▸ REQUIREMENT:
The following entries should be restated word for word, pictures excluded.

▸ MATERIAL SHOWN:

>>>>>

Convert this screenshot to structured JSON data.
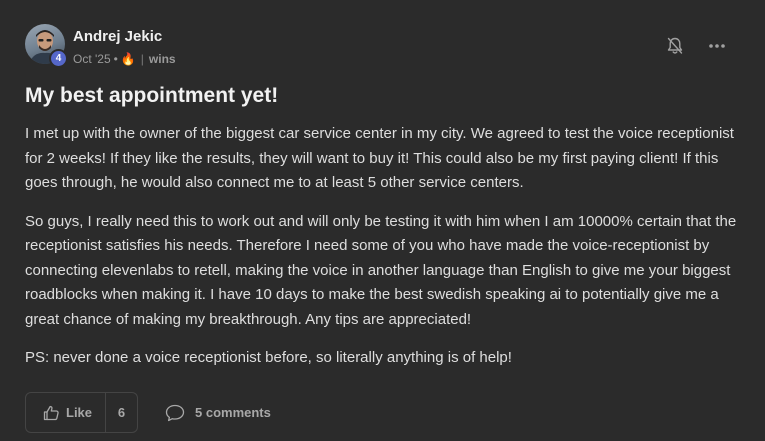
{
  "author": {
    "name": "Andrej Jekic",
    "level": "4",
    "date": "Oct '25",
    "separator": "•",
    "streak_icon": "fire-icon",
    "streak_emoji": "🔥",
    "pipe": "|",
    "category": "wins"
  },
  "actions": {
    "notify_icon": "bell-off-icon",
    "more_icon": "more-horizontal-icon"
  },
  "post": {
    "title": "My best appointment yet!",
    "paragraphs": [
      "I met up with the owner of the biggest car service center in my city. We agreed to test the voice receptionist for 2 weeks! If they like the results, they will want to buy it! This could also be my first paying client! If this goes through, he would also connect me to at least 5 other service centers.",
      "So guys, I really need this to work out and will only be testing it with him when I am 10000% certain that the receptionist satisfies his needs. Therefore I need some of you who have made the voice-receptionist by connecting elevenlabs to retell, making the voice in another language than English to give me your biggest roadblocks when making it. I have 10 days to make the best swedish speaking ai to potentially give me a great chance of making my breakthrough. Any tips are appreciated!",
      "PS: never done a voice receptionist before, so literally anything is of help!"
    ]
  },
  "footer": {
    "like_label": "Like",
    "like_count": "6",
    "comments_label": "5 comments"
  },
  "colors": {
    "background": "#2b2b2b",
    "badge": "#5567c9",
    "text_muted": "#9a9a9a"
  }
}
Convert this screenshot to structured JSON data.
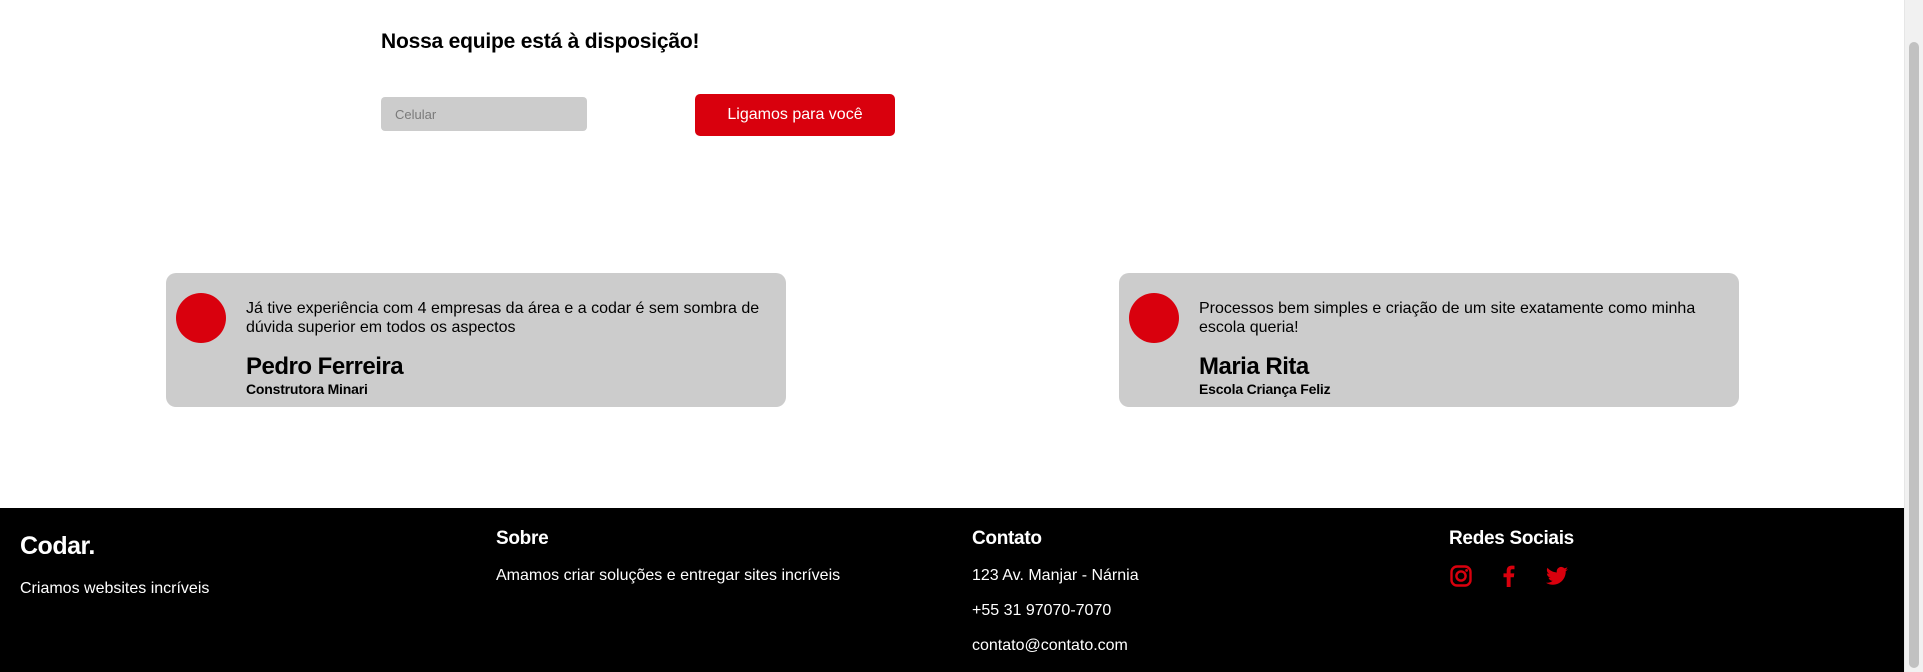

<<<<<

▸ EXPECTED ANSWER:
Convert this screenshot to structured JSON data.
{
  "author": {
    "name": "Andrej Jekic",
    "level": "4",
    "date": "Oct '25",
    "separator": "•",
    "streak_icon": "fire-icon",
    "streak_emoji": "🔥",
    "pipe": "|",
    "category": "wins"
  },
  "actions": {
    "notify_icon": "bell-off-icon",
    "more_icon": "more-horizontal-icon"
  },
  "post": {
    "title": "My best appointment yet!",
    "paragraphs": [
      "I met up with the owner of the biggest car service center in my city. We agreed to test the voice receptionist for 2 weeks! If they like the results, they will want to buy it! This could also be my first paying client! If this goes through, he would also connect me to at least 5 other service centers.",
      "So guys, I really need this to work out and will only be testing it with him when I am 10000% certain that the receptionist satisfies his needs. Therefore I need some of you who have made the voice-receptionist by connecting elevenlabs to retell, making the voice in another language than English to give me your biggest roadblocks when making it. I have 10 days to make the best swedish speaking ai to potentially give me a great chance of making my breakthrough. Any tips are appreciated!",
      "PS: never done a voice receptionist before, so literally anything is of help!"
    ]
  },
  "footer": {
    "like_label": "Like",
    "like_count": "6",
    "comments_label": "5 comments"
  },
  "colors": {
    "background": "#2b2b2b",
    "badge": "#5567c9",
    "text_muted": "#9a9a9a"
  }
}
Convert this screenshot to structured JSON data.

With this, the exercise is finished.